To do: Scan the entries below for the string "subtitle" and copy every line where it turns up.

Supplied data:

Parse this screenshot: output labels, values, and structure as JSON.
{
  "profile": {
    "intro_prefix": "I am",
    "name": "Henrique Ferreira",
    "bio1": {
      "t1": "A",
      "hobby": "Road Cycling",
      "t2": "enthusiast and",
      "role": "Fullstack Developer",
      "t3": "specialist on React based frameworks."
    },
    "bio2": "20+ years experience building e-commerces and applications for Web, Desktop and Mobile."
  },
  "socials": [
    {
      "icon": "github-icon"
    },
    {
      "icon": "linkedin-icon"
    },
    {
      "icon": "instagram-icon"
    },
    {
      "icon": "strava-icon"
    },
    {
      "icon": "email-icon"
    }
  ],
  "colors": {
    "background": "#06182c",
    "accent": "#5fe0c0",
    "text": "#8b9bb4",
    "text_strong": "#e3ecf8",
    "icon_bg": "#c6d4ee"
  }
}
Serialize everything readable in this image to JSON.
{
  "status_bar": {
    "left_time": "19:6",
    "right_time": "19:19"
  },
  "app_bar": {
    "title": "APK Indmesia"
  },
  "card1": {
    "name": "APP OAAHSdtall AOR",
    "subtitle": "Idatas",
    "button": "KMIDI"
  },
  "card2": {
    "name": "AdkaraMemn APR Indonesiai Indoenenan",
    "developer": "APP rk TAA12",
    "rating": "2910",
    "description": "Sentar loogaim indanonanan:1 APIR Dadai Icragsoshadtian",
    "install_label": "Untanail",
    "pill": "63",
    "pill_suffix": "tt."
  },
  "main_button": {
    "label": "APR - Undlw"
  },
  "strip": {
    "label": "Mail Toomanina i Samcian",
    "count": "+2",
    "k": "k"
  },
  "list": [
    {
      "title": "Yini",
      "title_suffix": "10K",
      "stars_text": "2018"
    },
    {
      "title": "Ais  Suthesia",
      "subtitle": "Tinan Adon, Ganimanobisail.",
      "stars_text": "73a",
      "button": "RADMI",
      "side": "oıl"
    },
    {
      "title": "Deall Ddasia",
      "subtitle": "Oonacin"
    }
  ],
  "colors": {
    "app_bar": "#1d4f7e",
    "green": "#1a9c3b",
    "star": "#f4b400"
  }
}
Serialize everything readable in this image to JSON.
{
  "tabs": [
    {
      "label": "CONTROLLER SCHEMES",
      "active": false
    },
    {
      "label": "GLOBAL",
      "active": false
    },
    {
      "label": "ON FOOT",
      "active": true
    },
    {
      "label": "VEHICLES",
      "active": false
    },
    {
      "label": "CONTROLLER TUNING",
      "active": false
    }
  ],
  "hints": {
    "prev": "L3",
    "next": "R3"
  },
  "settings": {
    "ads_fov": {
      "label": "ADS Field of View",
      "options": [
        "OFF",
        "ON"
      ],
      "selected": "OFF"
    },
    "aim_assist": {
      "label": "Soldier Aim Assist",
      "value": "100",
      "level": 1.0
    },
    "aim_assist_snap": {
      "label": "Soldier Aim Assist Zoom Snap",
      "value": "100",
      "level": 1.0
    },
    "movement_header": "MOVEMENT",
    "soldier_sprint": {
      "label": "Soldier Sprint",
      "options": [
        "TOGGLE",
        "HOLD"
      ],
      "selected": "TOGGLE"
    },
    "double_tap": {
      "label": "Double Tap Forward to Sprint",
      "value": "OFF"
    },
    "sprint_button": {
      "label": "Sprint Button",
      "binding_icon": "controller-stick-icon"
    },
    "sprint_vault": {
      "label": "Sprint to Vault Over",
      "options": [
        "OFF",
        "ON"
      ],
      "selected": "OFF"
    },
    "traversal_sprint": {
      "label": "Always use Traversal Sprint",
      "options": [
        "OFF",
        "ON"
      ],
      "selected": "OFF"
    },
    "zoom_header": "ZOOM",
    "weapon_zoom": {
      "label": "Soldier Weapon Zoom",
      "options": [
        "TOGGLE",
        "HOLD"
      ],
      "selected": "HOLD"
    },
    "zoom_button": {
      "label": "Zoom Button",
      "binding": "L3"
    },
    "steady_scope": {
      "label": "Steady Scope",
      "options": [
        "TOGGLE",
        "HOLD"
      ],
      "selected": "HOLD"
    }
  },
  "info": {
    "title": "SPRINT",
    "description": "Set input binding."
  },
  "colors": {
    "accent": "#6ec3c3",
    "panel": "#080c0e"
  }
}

Result of the task:
    "subtitle": "Idatas",
      "subtitle": "Tinan Adon, Ganimanobisail.",
      "subtitle": "Oonacin"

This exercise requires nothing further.